Maybe the most fascinating thing about this map: NO FREEWAYS. No 101 cutting through Hollywood. No 405 crawling past LAX. Heck, no LAX for that matter. Remember, the Model T Ford had only been introduced 18 years prior, and the winding Arroyo Seco Parkway (Interstate 110, otherwise known as the first freeway in the USA) wouldn’t be built for a few more years. It’s no wonder the map maker drew Pasadena, Burbank and Universal City as far-off destinations, approaching and beyond the horizon — it must have taken a full day to drive to any of those spots. Not that it’s much better now.

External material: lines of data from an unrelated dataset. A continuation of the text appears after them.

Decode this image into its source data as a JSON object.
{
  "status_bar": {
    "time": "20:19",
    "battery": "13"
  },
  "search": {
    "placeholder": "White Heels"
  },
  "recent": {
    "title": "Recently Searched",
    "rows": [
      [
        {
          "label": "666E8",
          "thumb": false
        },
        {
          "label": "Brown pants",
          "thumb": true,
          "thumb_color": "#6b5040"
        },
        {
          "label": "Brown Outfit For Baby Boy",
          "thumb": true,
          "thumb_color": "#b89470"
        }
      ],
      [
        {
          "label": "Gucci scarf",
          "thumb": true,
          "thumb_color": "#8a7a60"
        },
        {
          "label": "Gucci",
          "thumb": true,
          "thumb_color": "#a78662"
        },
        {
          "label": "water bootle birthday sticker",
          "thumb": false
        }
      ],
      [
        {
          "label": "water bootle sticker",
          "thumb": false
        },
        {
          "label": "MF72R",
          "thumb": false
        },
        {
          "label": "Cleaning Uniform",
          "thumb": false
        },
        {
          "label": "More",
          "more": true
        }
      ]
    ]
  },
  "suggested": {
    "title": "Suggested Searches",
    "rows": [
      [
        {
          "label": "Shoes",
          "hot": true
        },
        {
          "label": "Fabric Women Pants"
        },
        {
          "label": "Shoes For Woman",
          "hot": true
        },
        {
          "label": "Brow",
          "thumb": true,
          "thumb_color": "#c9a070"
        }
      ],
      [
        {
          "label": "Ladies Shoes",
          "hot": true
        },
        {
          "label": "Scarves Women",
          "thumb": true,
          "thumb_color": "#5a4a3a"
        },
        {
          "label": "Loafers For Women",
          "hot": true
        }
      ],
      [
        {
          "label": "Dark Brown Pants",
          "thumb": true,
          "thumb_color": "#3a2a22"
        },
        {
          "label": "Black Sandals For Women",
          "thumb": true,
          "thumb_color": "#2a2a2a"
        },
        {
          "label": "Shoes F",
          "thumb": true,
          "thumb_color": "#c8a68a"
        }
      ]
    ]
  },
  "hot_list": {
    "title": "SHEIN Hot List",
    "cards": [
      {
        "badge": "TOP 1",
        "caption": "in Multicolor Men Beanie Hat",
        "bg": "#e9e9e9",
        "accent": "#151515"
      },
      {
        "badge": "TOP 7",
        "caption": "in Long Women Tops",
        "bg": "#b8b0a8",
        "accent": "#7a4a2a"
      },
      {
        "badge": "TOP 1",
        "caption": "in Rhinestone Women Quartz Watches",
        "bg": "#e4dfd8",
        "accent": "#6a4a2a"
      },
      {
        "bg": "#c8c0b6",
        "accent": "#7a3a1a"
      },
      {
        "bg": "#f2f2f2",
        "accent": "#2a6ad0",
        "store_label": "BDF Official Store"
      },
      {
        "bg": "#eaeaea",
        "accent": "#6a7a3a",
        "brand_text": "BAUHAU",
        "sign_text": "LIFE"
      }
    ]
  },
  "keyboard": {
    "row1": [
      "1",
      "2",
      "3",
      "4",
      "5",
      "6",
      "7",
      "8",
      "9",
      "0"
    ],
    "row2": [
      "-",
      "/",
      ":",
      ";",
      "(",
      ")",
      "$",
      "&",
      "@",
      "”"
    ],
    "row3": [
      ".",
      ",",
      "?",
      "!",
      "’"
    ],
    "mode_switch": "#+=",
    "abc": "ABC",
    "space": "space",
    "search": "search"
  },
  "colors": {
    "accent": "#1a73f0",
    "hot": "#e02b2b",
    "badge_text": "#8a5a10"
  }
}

One other interesting note is that Los Angeles hosted the Olympic games in 1932, and you can see the Olympic Village drawn in just south of USC’s campus.

Click and zoom on the map, explore, pan around. I haven’t seen zoom.it before, but I love the functionality. Make sure to go full screen on this thing.

You can also find this map on bigmapblog.com, which has a number of their map findings available for purchase. I might look into getting this one for my wall.

And next time you need some maps for your project, historic, modern, or otherwise, check out the amazing collection available at University of Texas’ Perry-Castañeda Library. It’s an amazing resource that has just about everything I can imagine online to browse through.

Here’s an image of 1902 Hollywood/Silverlake area Los Angeles

and 1915 San Francisco Bay Area (no bridges back then).

Finally, for you map geeks, make sure to check out David Imus’ award-winning map of the US. He spent 6000 hours over the course of 2 years to make it, working along at home, then won “best of show” against the huge map makers (Rand-Mcnally, National Geographic, CIA, etc) in 2010.

From slate:

The Greatest Paper Map of the United States You’ll Ever See
The longer you look at Imus’ map, the more deeply you feel the complexity and the artistry.
It is delightful to look at. Edifying to study.
– Slate.com

Read the full article about Imus here — this is one of those “ultimate DIY” accomplishments.